We had initiated the trend of looking at law and the Constitution quite radically and Balagopal carried this trend forward and argued in a way that would embarrass socially sensitive judges. This jurisprudence of insurgence that we brought on to the agenda received a setback with his untimely death. When CV Subba Rao of the People’s Union for Democratic Rights (PUDR) was alive, he gave me the book Law and the Rise of Capitalism by Michael E Tigar and Madeleine Levy during one of my visits to Delhi. It was here I read about the concept of jurisprudence of insurgence. They illustrated this by Fidel Castro’s attempt at stalling Batista’s coup by filing a proceeding before the Cuban court for the arrest and prosecution of Batista for attempting to engineer a coup and which was dismissed. Batista successfully engineered a coup and a few days thereafter Fidel Castro was produced before the court for trial of a conspiracy. Today Castro is with us as the leader of the only socialist country after surviving innumerable attempts of assassination.
A long time back, when I was busy with the commission of enquiry chaired by Vashishta Bhargava in 1978-79, I used to discuss the politics of the communist movement with comrade P Sundarayya. One day I told him that it was time for him to draw a balance sheet of his life and I asked how he proposed to do that. He was old and after talking about the split in the movement he told me that several brilliant young people were shot and, tears welling in his eyes, continued “and for the people to produce even one such leader it might even take a hundred years. That would be the scale of setbacks”.
That statement of Sundarayya now comes back to me. To find another like Balagopal might take another 10 decades. A brilliant candle extinguished before its time. I weep for Balagopal – he is dead.
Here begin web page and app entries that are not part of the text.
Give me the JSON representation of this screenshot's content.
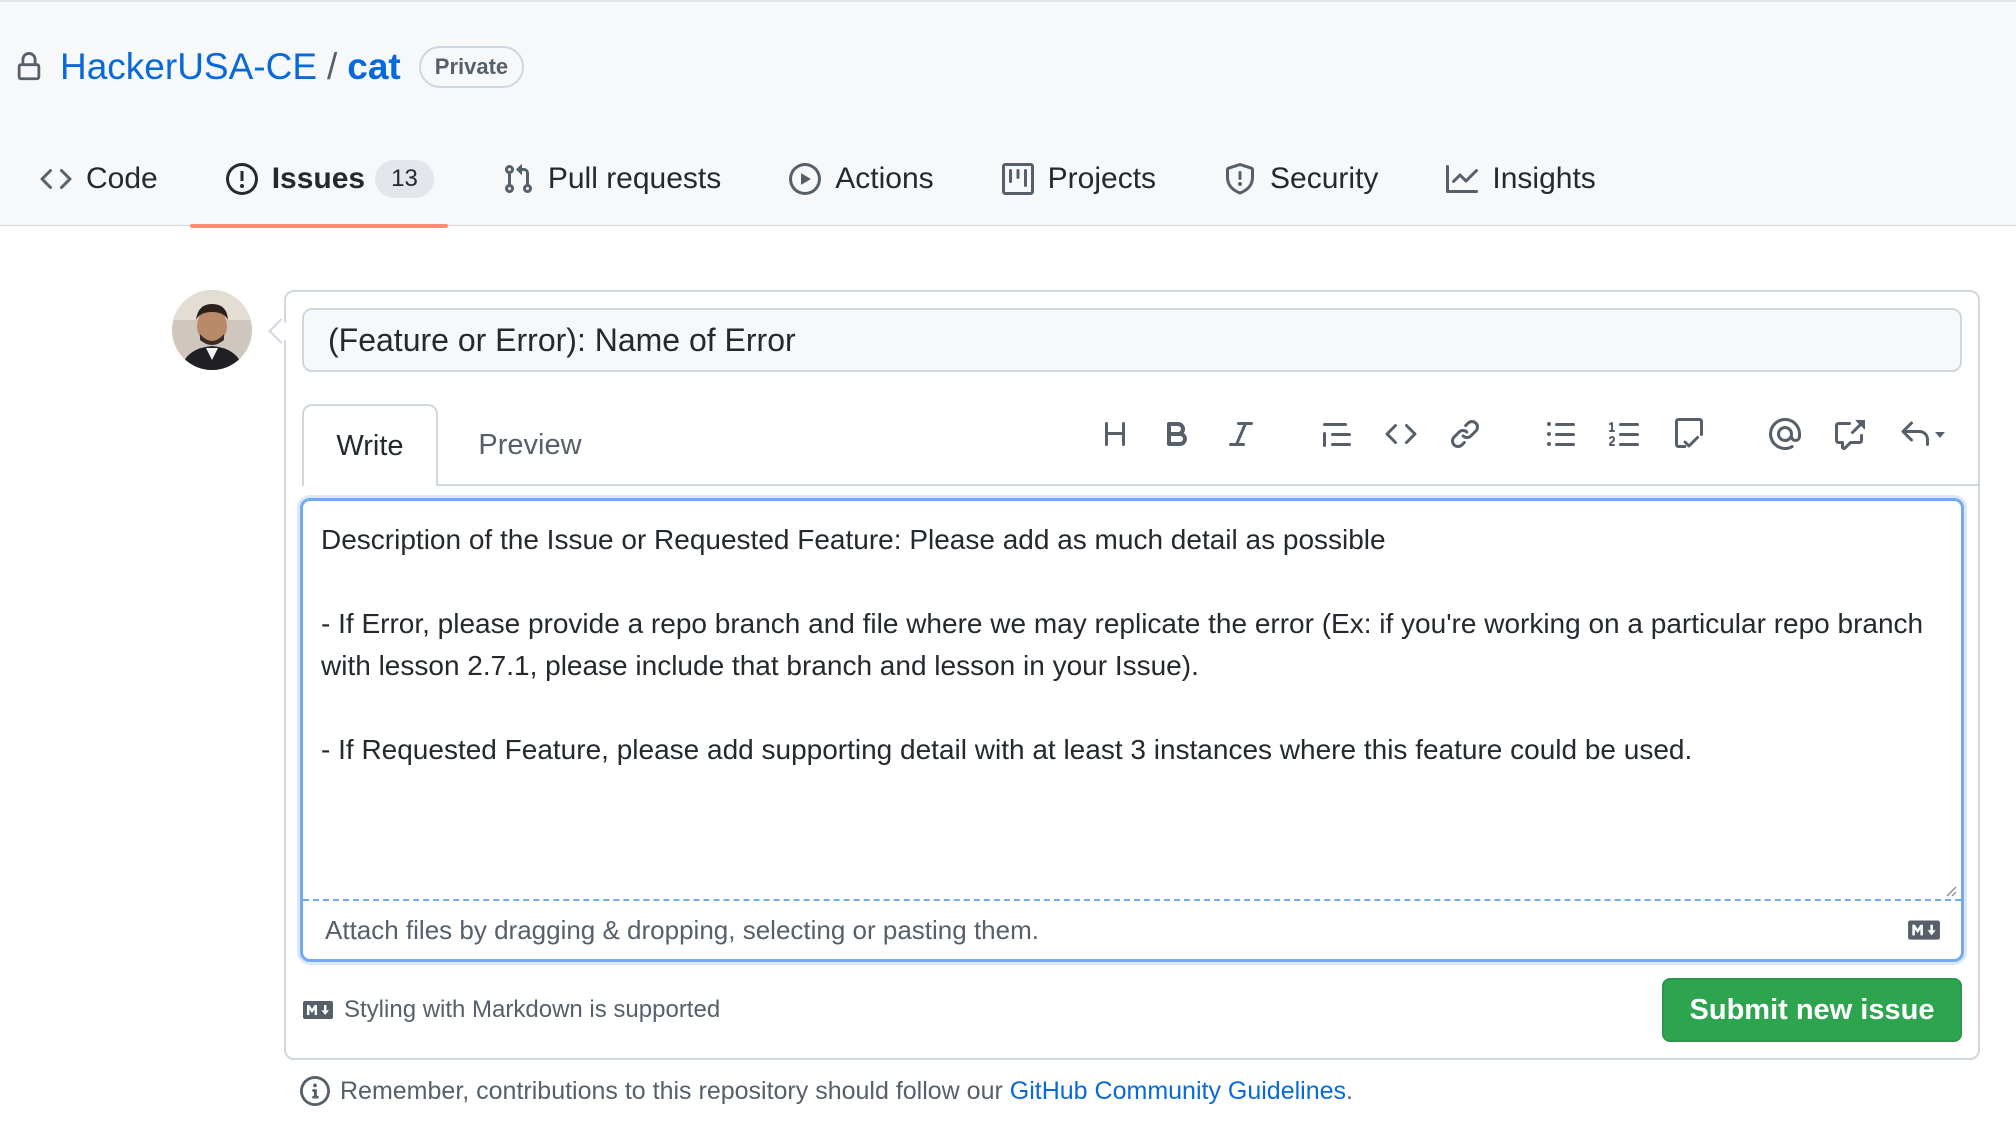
{
  "repo": {
    "owner": "HackerUSA-CE",
    "separator": "/",
    "name": "cat",
    "visibility": "Private"
  },
  "tabs": [
    {
      "label": "Code",
      "icon": "code-icon"
    },
    {
      "label": "Issues",
      "icon": "issue-opened-icon",
      "count": "13",
      "active": true
    },
    {
      "label": "Pull requests",
      "icon": "git-pull-request-icon"
    },
    {
      "label": "Actions",
      "icon": "play-icon"
    },
    {
      "label": "Projects",
      "icon": "project-icon"
    },
    {
      "label": "Security",
      "icon": "shield-icon"
    },
    {
      "label": "Insights",
      "icon": "graph-icon"
    }
  ],
  "form": {
    "title_value": "(Feature or Error): Name of Error",
    "write_tab": "Write",
    "preview_tab": "Preview",
    "toolbar": [
      "heading-icon",
      "bold-icon",
      "italic-icon",
      "quote-icon",
      "code-icon",
      "link-icon",
      "unordered-list-icon",
      "ordered-list-icon",
      "task-list-icon",
      "mention-icon",
      "cross-reference-icon",
      "reply-icon"
    ],
    "body_line1": "Description of the Issue or Requested Feature: Please add as much detail as possible",
    "body_line2": "- If Error, please provide a repo branch and file where we may replicate the error (Ex: if you're working on a particular repo branch with lesson 2.7.1, please include that branch and lesson in your Issue).",
    "body_line3": "- If Requested Feature, please add supporting detail with at least 3 instances where this feature could be used.",
    "attach_hint": "Attach files by dragging & dropping, selecting or pasting them.",
    "markdown_note": "Styling with Markdown is supported",
    "submit_label": "Submit new issue"
  },
  "footer": {
    "remember_text": "Remember, contributions to this repository should follow our",
    "guidelines_link": "GitHub Community Guidelines",
    "period": "."
  },
  "colors": {
    "accent": "#0969da",
    "submit": "#2da44e",
    "active_tab_underline": "#fd8c73",
    "editor_focus": "#74a9f4"
  }
}
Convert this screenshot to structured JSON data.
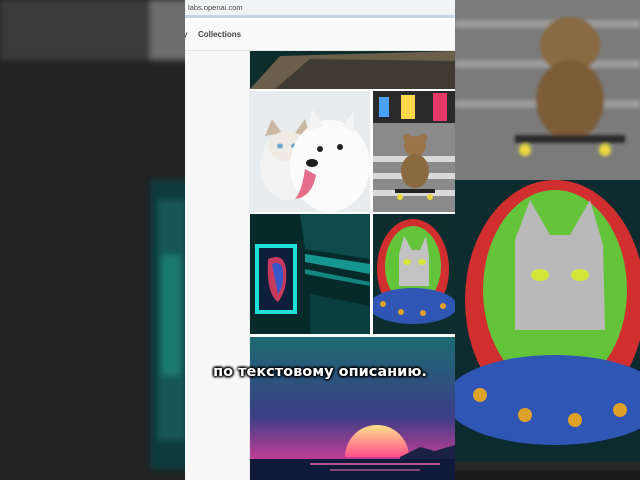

–K G Kannabiran is an eminent human rights lawyer and the national president of the People’s Union for Civil Liberties
November 14, 2009